Just like any other Benny project, the lyrics are the top focus. Right from the opening track, Benny knows not to play around. The line about not his story being rags to riches and more about mastering physics is just the perfect way to open the album up. There’s also that line on “Thowy’s Revenge” where he mentions that he used to drive cabs but now he only drives imports which is cold as hell. That Martha Stewart line on the same song is also extremely cold. On “Guerrero” he mentioned every song on Tana Talk 3 using clever lines. For example, how “Rubber Bands & Weight” made him “97 Hov” is cold, “Word to Babs I was Fast Eddie as soon as the cops close” is cold, and staring at his reflection with “Broken Bottles” is cold. He also trades off on “Uncle Bun” and redoes Biggie’s classic “10 Crack Commandments” and does it with justice.

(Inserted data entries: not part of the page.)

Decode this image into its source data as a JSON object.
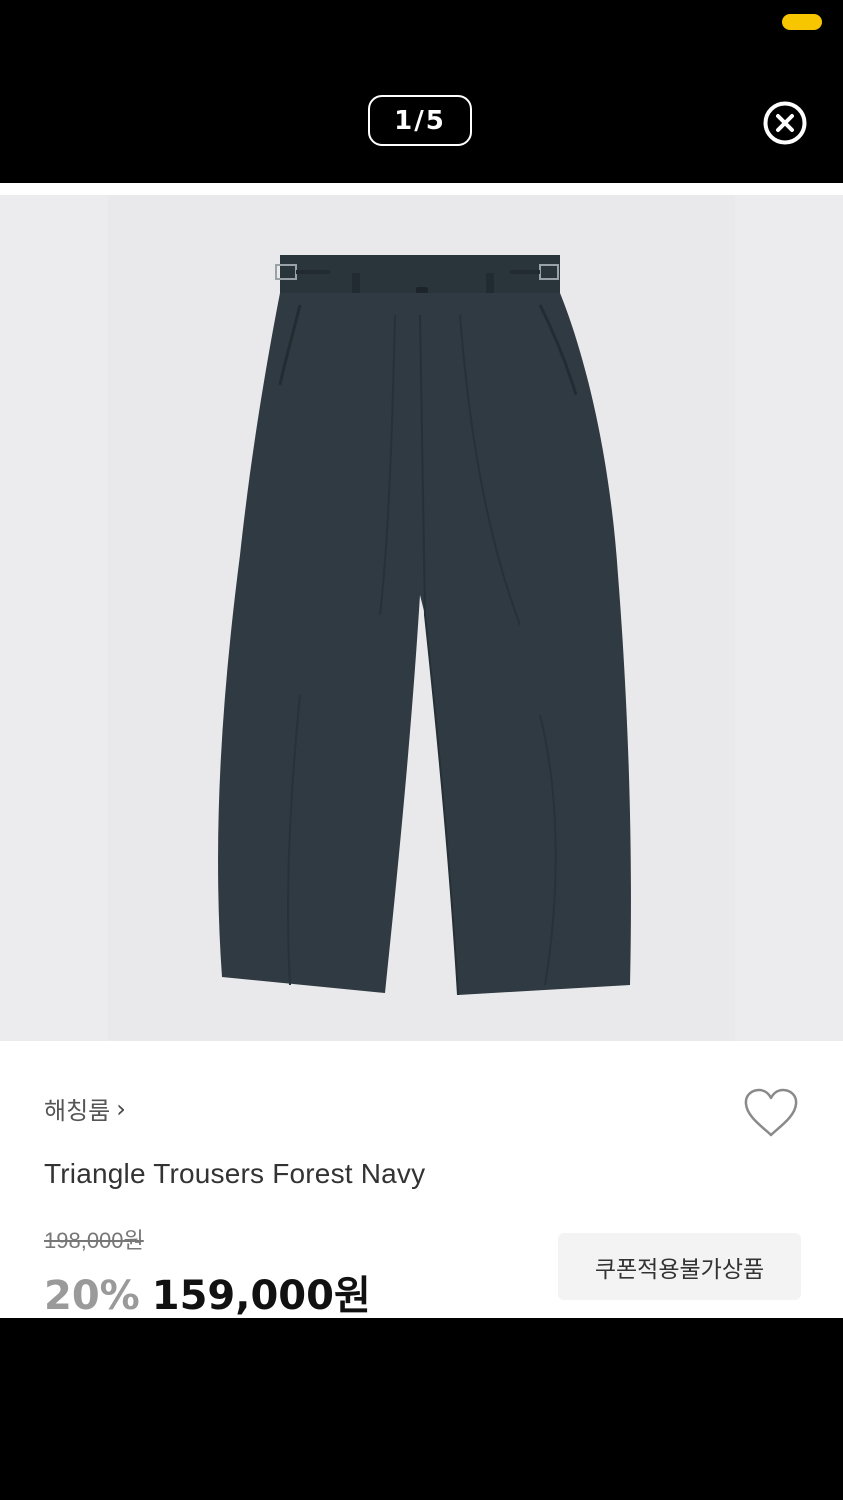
{
  "viewer": {
    "page_indicator": "1/5",
    "close_icon": "close-circle-icon"
  },
  "product": {
    "brand": "해칭룸",
    "brand_chevron": "›",
    "name": "Triangle Trousers Forest Navy",
    "original_price": "198,000원",
    "discount_rate": "20%",
    "sale_price": "159,000원",
    "coupon_notice": "쿠폰적용불가상품",
    "wishlist_icon": "heart-outline-icon"
  },
  "colors": {
    "status_indicator": "#f7c600",
    "photo_background": "#ececee",
    "trousers": "#2f3a42",
    "discount": "#9a9a9a"
  }
}
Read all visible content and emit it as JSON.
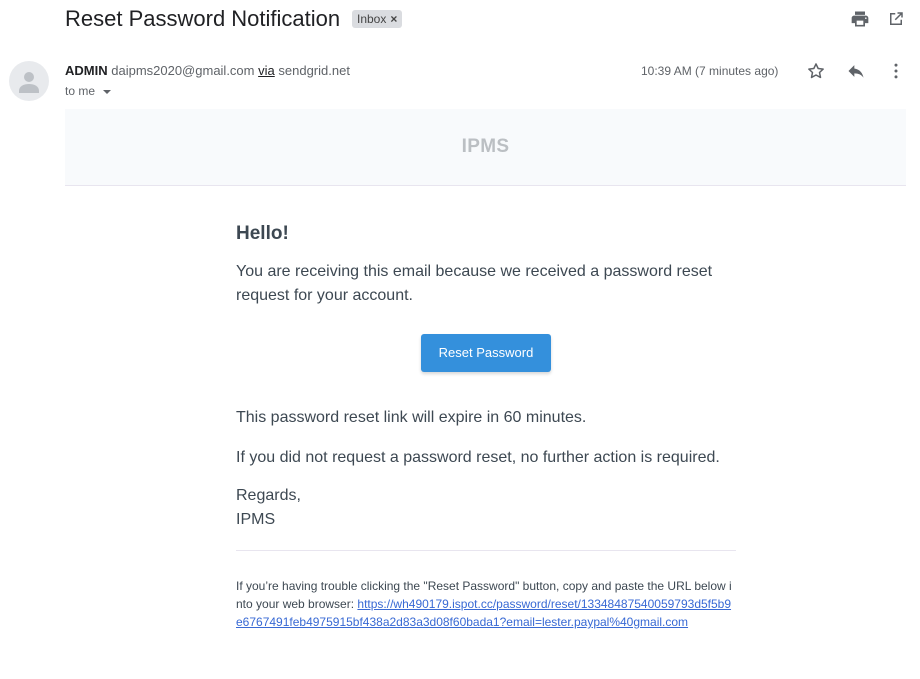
{
  "header": {
    "subject": "Reset Password Notification",
    "label_chip": "Inbox",
    "label_remove": "×"
  },
  "sender": {
    "name": "ADMIN",
    "email": "daipms2020@gmail.com",
    "via_label": "via",
    "via_domain": "sendgrid.net",
    "to_label": "to me",
    "timestamp": "10:39 AM (7 minutes ago)"
  },
  "icons": {
    "print": "printer-icon",
    "new_window": "open-in-new-window-icon",
    "star": "star-icon",
    "reply": "reply-icon",
    "more": "more-vert-icon",
    "avatar": "default-avatar-icon"
  },
  "email": {
    "brand": "IPMS",
    "greeting": "Hello!",
    "intro": "You are receiving this email because we received a password reset request for your account.",
    "button_label": "Reset Password",
    "expire_line": "This password reset link will expire in 60 minutes.",
    "no_action_line": "If you did not request a password reset, no further action is required.",
    "regards": "Regards,",
    "signature": "IPMS",
    "trouble_text": "If you’re having trouble clicking the \"Reset Password\" button, copy and paste the URL below into your web browser:",
    "reset_url": "https://wh490179.ispot.cc/password/reset/13348487540059793d5f5b9e6767491feb4975915bf438a2d83a3d08f60bada1?email=lester.paypal%40gmail.com"
  },
  "colors": {
    "button": "#3490dc",
    "link": "#3869d4",
    "body_text": "#3d4852",
    "band": "#f8fafc"
  }
}
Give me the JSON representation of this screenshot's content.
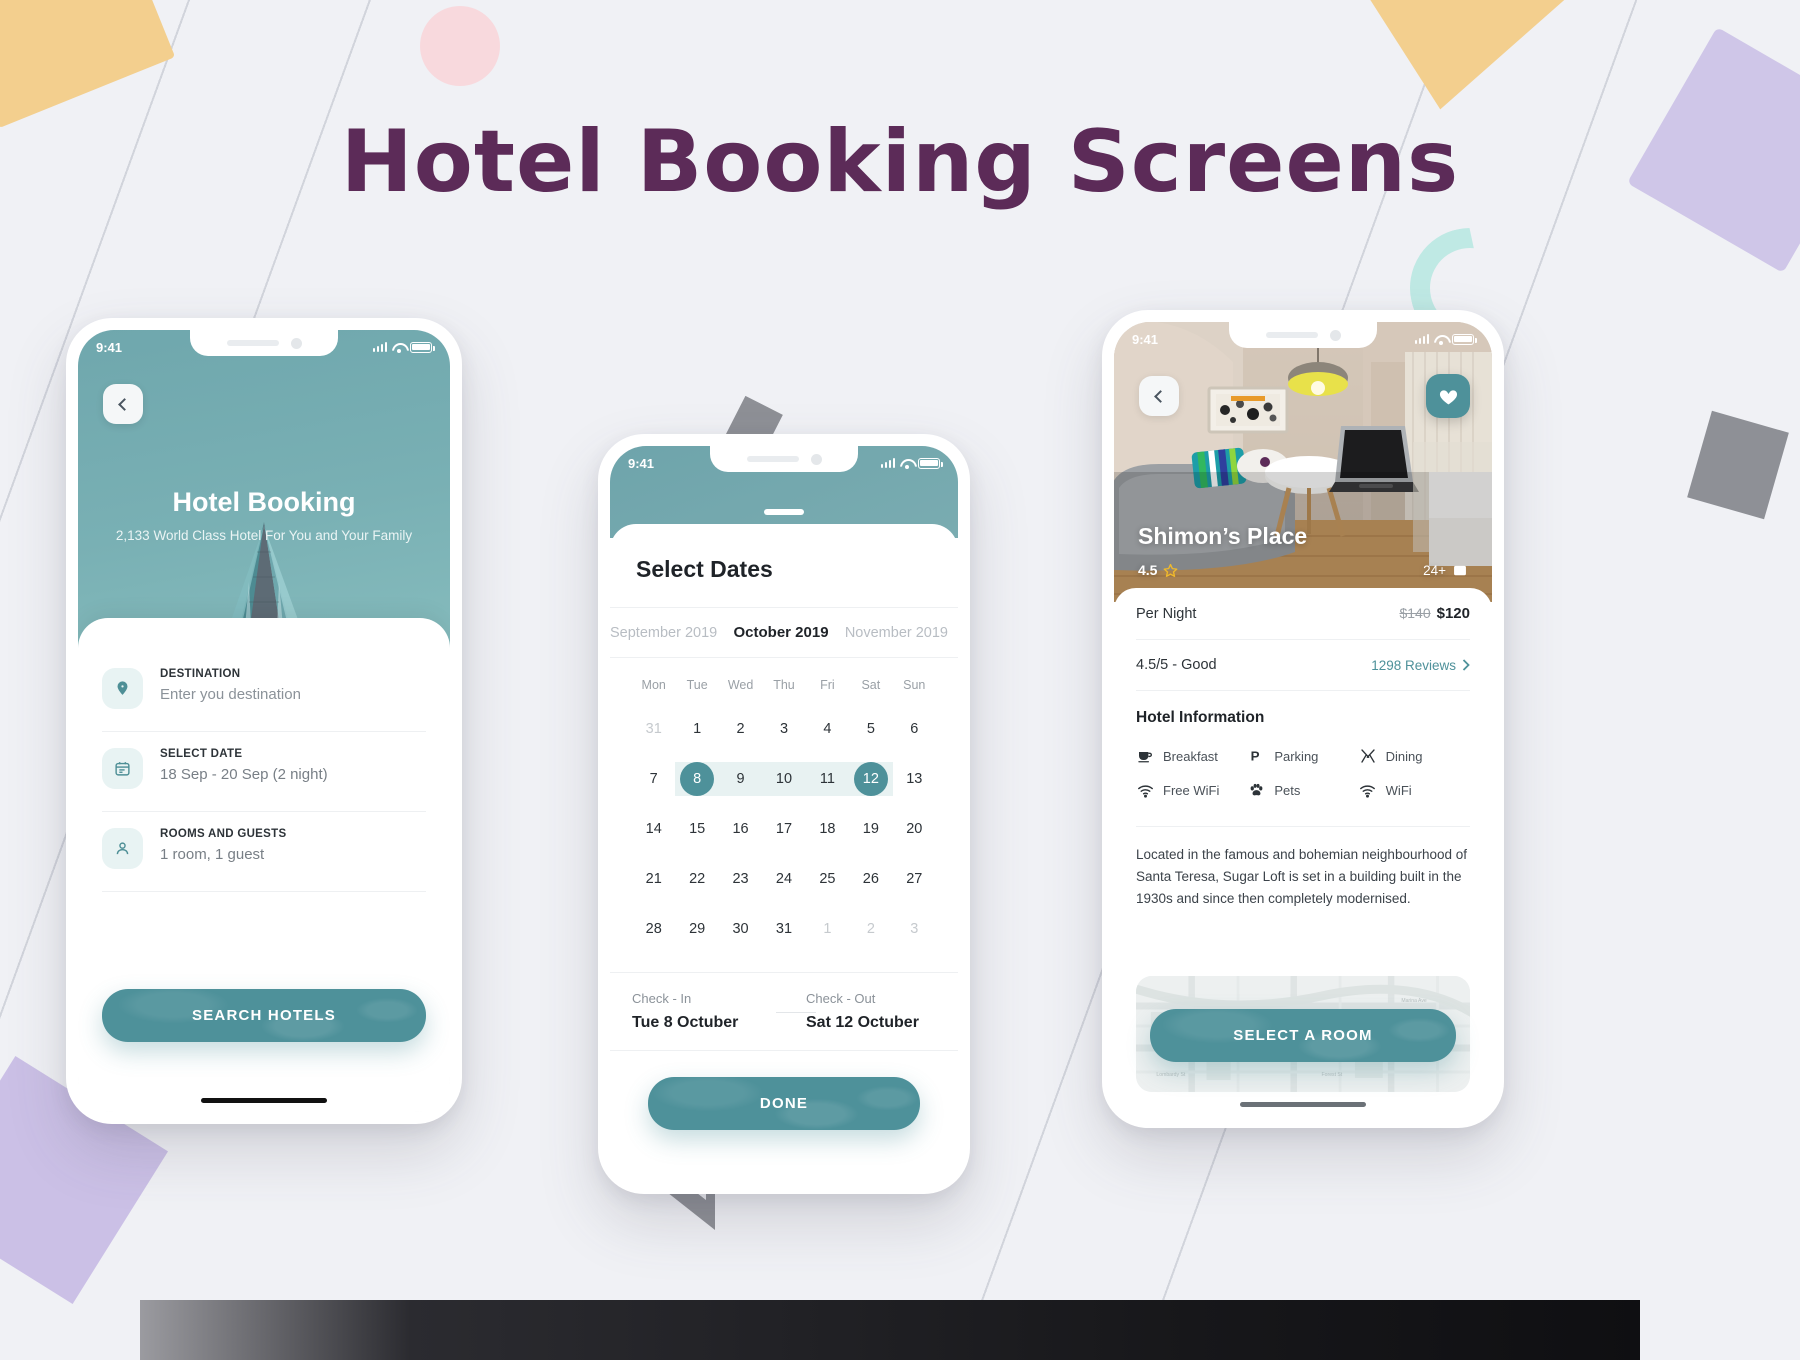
{
  "page": {
    "title": "Hotel Booking Screens",
    "title_color": "#5c2b58",
    "accent": "#4e919a"
  },
  "phone1": {
    "status": {
      "time": "9:41"
    },
    "back_icon": "chevron-left-icon",
    "hero": {
      "title": "Hotel Booking",
      "subtitle": "2,133 World Class Hotel For You and Your Family"
    },
    "fields": [
      {
        "icon": "location-pin-icon",
        "label": "DESTINATION",
        "value": "Enter you destination",
        "is_placeholder": true
      },
      {
        "icon": "calendar-icon",
        "label": "SELECT DATE",
        "value": "18 Sep - 20 Sep (2 night)",
        "is_placeholder": false
      },
      {
        "icon": "person-icon",
        "label": "ROOMS AND GUESTS",
        "value": "1 room, 1 guest",
        "is_placeholder": false
      }
    ],
    "search_button": "SEARCH HOTELS"
  },
  "phone2": {
    "status": {
      "time": "9:41"
    },
    "sheet_title": "Select Dates",
    "months": {
      "prev": "September 2019",
      "current": "October 2019",
      "next": "November 2019"
    },
    "weekdays": [
      "Mon",
      "Tue",
      "Wed",
      "Thu",
      "Fri",
      "Sat",
      "Sun"
    ],
    "weeks": [
      [
        {
          "d": "31",
          "muted": true
        },
        {
          "d": "1"
        },
        {
          "d": "2"
        },
        {
          "d": "3"
        },
        {
          "d": "4"
        },
        {
          "d": "5"
        },
        {
          "d": "6"
        }
      ],
      [
        {
          "d": "7"
        },
        {
          "d": "8",
          "selected": true
        },
        {
          "d": "9",
          "inrange": true
        },
        {
          "d": "10",
          "inrange": true
        },
        {
          "d": "11",
          "inrange": true
        },
        {
          "d": "12",
          "selected": true
        },
        {
          "d": "13"
        }
      ],
      [
        {
          "d": "14"
        },
        {
          "d": "15"
        },
        {
          "d": "16"
        },
        {
          "d": "17"
        },
        {
          "d": "18"
        },
        {
          "d": "19"
        },
        {
          "d": "20"
        }
      ],
      [
        {
          "d": "21"
        },
        {
          "d": "22"
        },
        {
          "d": "23"
        },
        {
          "d": "24"
        },
        {
          "d": "25"
        },
        {
          "d": "26"
        },
        {
          "d": "27"
        }
      ],
      [
        {
          "d": "28"
        },
        {
          "d": "29"
        },
        {
          "d": "30"
        },
        {
          "d": "31"
        },
        {
          "d": "1",
          "muted": true
        },
        {
          "d": "2",
          "muted": true
        },
        {
          "d": "3",
          "muted": true
        }
      ]
    ],
    "check_in": {
      "label": "Check - In",
      "value": "Tue 8 Octuber"
    },
    "check_out": {
      "label": "Check - Out",
      "value": "Sat 12 Octuber"
    },
    "done_button": "DONE"
  },
  "phone3": {
    "status": {
      "time": "9:41"
    },
    "back_icon": "chevron-left-icon",
    "favorite_icon": "heart-icon",
    "hotel_name": "Shimon’s Place",
    "rating": "4.5",
    "rating_star_icon": "star-icon",
    "photo_count": "24+",
    "photo_icon": "image-icon",
    "price_row": {
      "label": "Per Night",
      "old_price": "$140",
      "new_price": "$120"
    },
    "review_row": {
      "label": "4.5/5 - Good",
      "link": "1298 Reviews",
      "chevron": "chevron-right-icon"
    },
    "info_title": "Hotel Information",
    "amenities": [
      {
        "icon": "coffee-cup-icon",
        "label": "Breakfast"
      },
      {
        "icon": "parking-icon",
        "label": "Parking"
      },
      {
        "icon": "dining-icon",
        "label": "Dining"
      },
      {
        "icon": "wifi-icon",
        "label": "Free WiFi"
      },
      {
        "icon": "pets-icon",
        "label": "Pets"
      },
      {
        "icon": "wifi-icon",
        "label": "WiFi"
      }
    ],
    "description": "Located in the famous and bohemian neighbourhood of Santa Teresa, Sugar Loft is set in a building built in the 1930s and since then completely modernised.",
    "select_button": "SELECT A ROOM"
  }
}
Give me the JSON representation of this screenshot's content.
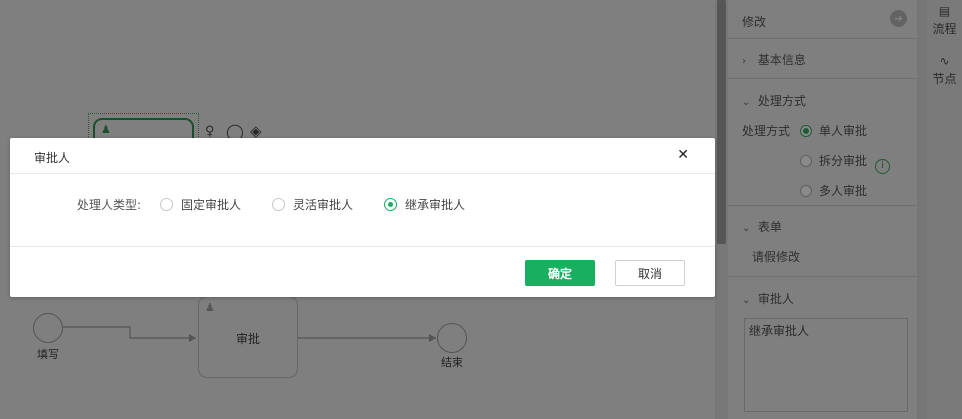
{
  "diagram": {
    "start_label": "填写",
    "task_label": "审批",
    "end_label": "结束"
  },
  "panel": {
    "edit_label": "修改",
    "basic_info_label": "基本信息",
    "handling_section_label": "处理方式",
    "handling_field_label": "处理方式",
    "handling_options": [
      "单人审批",
      "拆分审批",
      "多人审批"
    ],
    "handling_selected": "单人审批",
    "form_section_label": "表单",
    "form_value": "请假修改",
    "approver_section_label": "审批人",
    "approver_value": "继承审批人"
  },
  "side_tabs": {
    "process_label": "流程",
    "node_label": "节点"
  },
  "modal": {
    "title": "审批人",
    "field_label": "处理人类型:",
    "options": [
      "固定审批人",
      "灵活审批人",
      "继承审批人"
    ],
    "selected": "继承审批人",
    "ok_label": "确定",
    "cancel_label": "取消"
  },
  "colors": {
    "accent": "#18b060",
    "overlay": "#7f7f7f"
  }
}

What I’m trying to say here is that not only Benny has stayed with the same weight lyrically, he’s expanded it in ways we didn’t expect.
On Tana Talk 4, we have more features than we did on the 3rd one. We even start with a feature track with J Cole and let me say that J Cole delivers one of my favorite features he’s done. We get a hook from Stove God Cooks on the following track and all due respect to Stove God Cooks, but I feel like all of his hooks have the same purpose. On “Weekends In The Perrys” Boldy James comes in and I think the combo of Boldy and Benny is an underappreciated one. C’mon, “Scrape The Bowl”, “Brickmile To Montana” and now this? They haven’t missed yet. On “Tyson Vs Ali” we have the combination of Benny and Conway that rarely disappoints, we have a nice tradeoff on “Uncle Bun” with 38 Spesh and we have “Guererro” with Westside Gunn that just ends up sounding like a stereotypical Griselda track. I guess what I’m trying to say is that Benny does a good job, the features do a good job but the magic from the previous Tana Talk just isn’t there and I don’t know why.
Comparison To Tana Talk 3
Tana Talk 3 was just an album that was so good that it would be hard to beat, especially if it’s by the same artist, in that case, Benny is nowhere as near as he was on that project. There is no song maybe except for “Johnny P’s Caddy” that is up to par with “Broken Bottles” or “97 Hov”. Benny just sounded more aggressive on Tana Talk 3 and chose better production on Tana Talk 3. That’s all there is to it.
As long as not being as strong as the previous Tana Talk and some of the beats aren’t the strongest Benny chose, it suffers from the same cons that the 3rd Tana Talk did. I think Benny did a little more on the attribute side of the lyricism scale, but it’s not like it’s as strong, but that’s like following an MVP season, you just can’t win them all. On the other hand, Even though it’s not as good as Tana Talk 3, it’s still another strong release from The Butcher.
So far, it’s been a really good year for Griselda, Conway released his strongest project, Benny is back in his usual form and Westside Gunn’s album in 2021 shows that he’s also in strong form. Griselda Is here to stay and I’m glad to say that this album solidified it.